The problem of course is that a real war with a real threat is not desirable because of the unpredictability of the outcome. So, in the case of Israel, when it has utterly destroyed the real threat, a more manageable and predictable 'homegrown' threat must be maintained. The Israeli government, with its complete control of the lives of not only the Palestinian people but also that of the Israeli people, has all of the means to stage-manage the no-longer-existent "Palestinian terrorist threat to its existence", and it does so with great skill, not least because of the significant control that is exerted over the mainstream media. Remember this?:
Israeli Censor Wielding Great PowerOver the past 6 years, over 500 Israeli citizens have been killed in about 130 "Palestinian suicide bombings". It is up to each individual to decide how many of those alleged suicide bombings were actually carried out by real Palestinian suicide bombers.
Thursday July 20, 2006
Associated Press Writer
JERUSALEM - Here's some news you may never hear about Israel's war against Hezbollah: a missile falls into the sea, a strategic military installation is hit, a Cabinet minister plans to visit the front lines.
All these topics are subject to review by Israel's chief military censor, who has - in her own words - "extraordinary power." She can silence a broadcaster, block information and put journalists in jail.
"I can, for example, publish an order that no material can be published. I can close a newspaper or shut down a station.

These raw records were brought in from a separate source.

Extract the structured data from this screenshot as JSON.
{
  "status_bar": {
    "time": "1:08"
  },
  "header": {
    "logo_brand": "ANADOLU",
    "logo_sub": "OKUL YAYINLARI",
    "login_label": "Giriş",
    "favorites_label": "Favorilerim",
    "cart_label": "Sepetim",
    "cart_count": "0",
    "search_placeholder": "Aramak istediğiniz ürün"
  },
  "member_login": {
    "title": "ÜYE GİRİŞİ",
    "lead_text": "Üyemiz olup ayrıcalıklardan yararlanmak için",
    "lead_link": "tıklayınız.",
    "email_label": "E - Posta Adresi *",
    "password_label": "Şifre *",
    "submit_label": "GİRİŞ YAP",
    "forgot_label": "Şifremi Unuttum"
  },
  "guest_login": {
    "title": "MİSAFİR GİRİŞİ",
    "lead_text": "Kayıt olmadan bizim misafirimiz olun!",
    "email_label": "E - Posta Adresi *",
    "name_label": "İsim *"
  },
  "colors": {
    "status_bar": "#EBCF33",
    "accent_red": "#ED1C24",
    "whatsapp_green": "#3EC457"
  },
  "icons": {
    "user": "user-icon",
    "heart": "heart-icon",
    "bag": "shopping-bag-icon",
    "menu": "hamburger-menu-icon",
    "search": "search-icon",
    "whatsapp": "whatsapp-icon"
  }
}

I can do almost anything," Col. Sima Vaknin said Wednesday. [...]
Based on the available evidence, I suggest that the answer is precisely none.